I love LOVE.
I secretly adore writing poetry, and not-so-secretly adore daydreaming about happy endings and the feeling of butterflies in my stomach.
But I hate Valentine’s Day.
In my opinion Valentine’s Day is all about immense societal pressure and public displays of affection. For me Valentine’s Day has always followed a tremendous build-up of emotions and unrealistic expectations. Maybe this traces back to me wondering if anyone would send me a stupid $1 carnation in high school or would I be the only person without one. Or maybe back in young adulthood when there was always the worry of if I would be the only single one in my friend group with nothing to do on February 14th. And then if I wasn’t single, what would my partner and I do to make it THE MOST SPECIAL DAY IN THE HISTORY OF DAYS???
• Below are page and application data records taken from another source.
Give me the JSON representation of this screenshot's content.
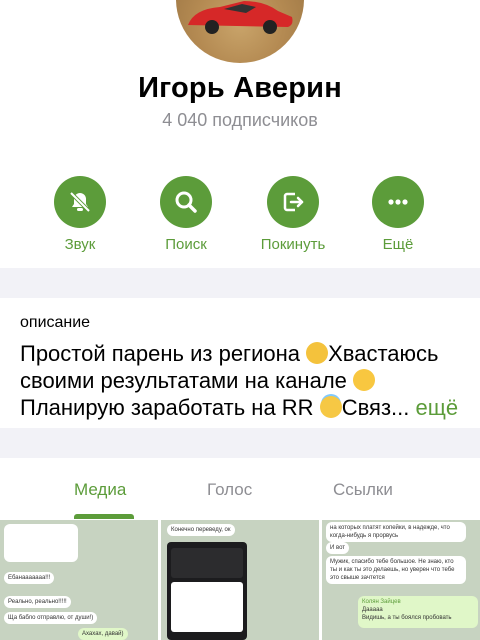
{
  "profile": {
    "name": "Игорь Аверин",
    "subscribers": "4 040 подписчиков"
  },
  "actions": [
    {
      "label": "Звук",
      "icon": "bell-slash-icon"
    },
    {
      "label": "Поиск",
      "icon": "search-icon"
    },
    {
      "label": "Покинуть",
      "icon": "leave-icon"
    },
    {
      "label": "Ещё",
      "icon": "more-icon"
    }
  ],
  "description": {
    "caption": "описание",
    "line1": "Простой парень из региона",
    "line1b": "Хвастаюсь",
    "line2": "своими результатами на канале",
    "line3": "Планирую заработать на RR",
    "line3b": "Связ...",
    "more": "ещё"
  },
  "tabs": [
    {
      "label": "Медиа",
      "active": true
    },
    {
      "label": "Голос",
      "active": false
    },
    {
      "label": "Ссылки",
      "active": false
    }
  ],
  "media": {
    "thumb1": {
      "b1": "Ебанааааааа!!!",
      "b2": "Реально, реально!!!!!",
      "b3": "Ща бабло отправлю, от души!)",
      "b4": "Ахахах, давай)"
    },
    "thumb2": {
      "b1": "Конечно переведу, ок"
    },
    "thumb3": {
      "b1": "на которых платят копейки, в надежде, что когда-нибудь я прорвусь",
      "b2": "И вот",
      "b3": "Мужик, спасибо тебе большое. Не знаю, кто ты и как ты это делаешь, но уверен что тебе это свыше зачтется",
      "b4": "Колян Зайцев",
      "b5": "Дааааа",
      "b6": "Видишь, а ты боялся пробовать"
    }
  },
  "colors": {
    "accent": "#5c9c3a",
    "secondary_text": "#8e8e93",
    "background": "#f2f2f7"
  }
}
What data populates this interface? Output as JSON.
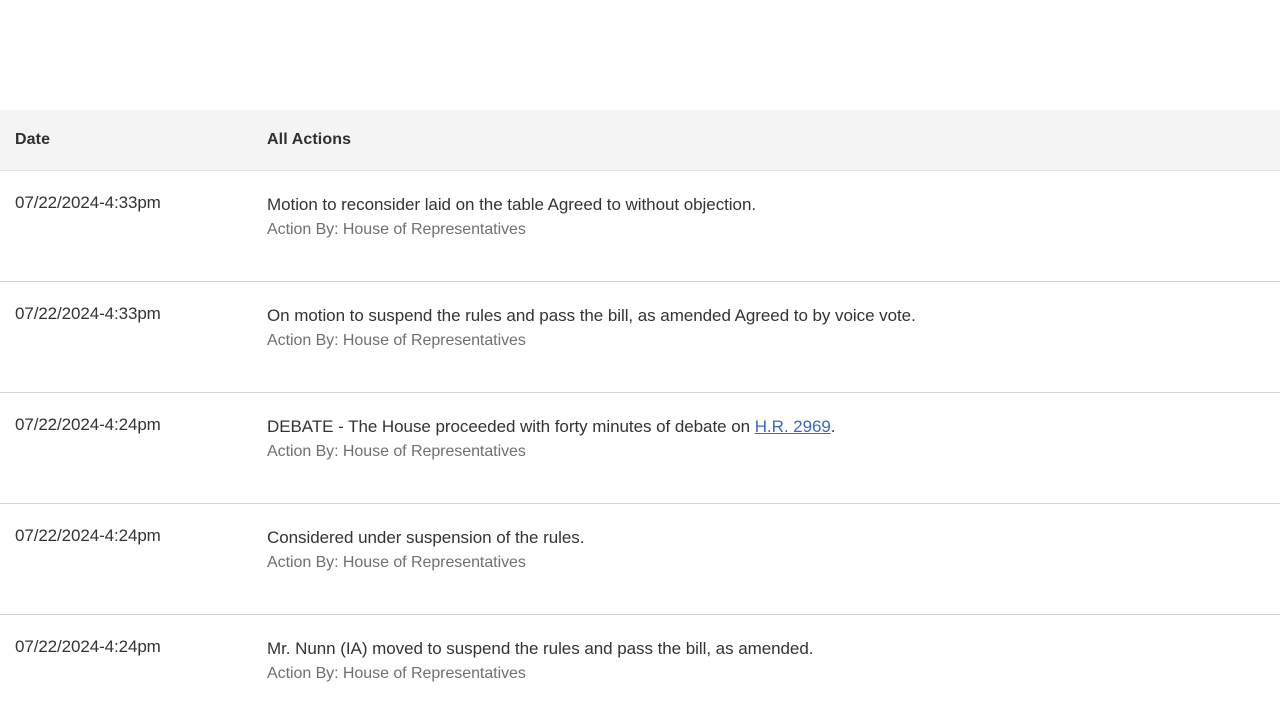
{
  "table": {
    "columns": [
      {
        "key": "date",
        "label": "Date"
      },
      {
        "key": "action",
        "label": "All Actions"
      }
    ],
    "header_background": "#f4f4f4",
    "row_divider_color": "#d4d4d4",
    "link_color": "#3b68c4",
    "action_by_color": "#707070",
    "rows": [
      {
        "date": "07/22/2024-4:33pm",
        "action_before_link": "Motion to reconsider laid on the table Agreed to without objection.",
        "link_text": "",
        "action_after_link": "",
        "action_by": "Action By: House of Representatives"
      },
      {
        "date": "07/22/2024-4:33pm",
        "action_before_link": "On motion to suspend the rules and pass the bill, as amended Agreed to by voice vote.",
        "link_text": "",
        "action_after_link": "",
        "action_by": "Action By: House of Representatives"
      },
      {
        "date": "07/22/2024-4:24pm",
        "action_before_link": "DEBATE - The House proceeded with forty minutes of debate on ",
        "link_text": "H.R. 2969",
        "action_after_link": ".",
        "action_by": "Action By: House of Representatives"
      },
      {
        "date": "07/22/2024-4:24pm",
        "action_before_link": "Considered under suspension of the rules.",
        "link_text": "",
        "action_after_link": "",
        "action_by": "Action By: House of Representatives"
      },
      {
        "date": "07/22/2024-4:24pm",
        "action_before_link": "Mr. Nunn (IA) moved to suspend the rules and pass the bill, as amended.",
        "link_text": "",
        "action_after_link": "",
        "action_by": "Action By: House of Representatives"
      }
    ]
  }
}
Unsurprisingly when there is that kind of pressure put on one single day, there is bound to be some letdown.
So I decided I’m out.
I prefer not to read your mushy declarations of love on social media. And for me – keep your dozen red roses and jewelry and chocolates. I don’t want that stuff, especially on Valentine’s Day.
What my romantic heart wants is different from all that commercial Valentine’s Day represents.
I want the thoughtful gestures and vulnerable words and for someone to remember tiniest things about me. Like the tattoo I’ve been dying to get. How I like my eggs cooked. The podcasts I love to listen to. The story I mentioned once all those years ago. The things that seem insignificant but that show me you are listening and paying attention.
Don’t get me wrong. I’ve had some pretty great V Days. Just overall? Nope. Not my cup of tea (read: coffee).
I will choose thoughtfulness over the showiness of this holiday any day. And I think thoughtfulness should be shown every day of the year.
Not just on February 14th.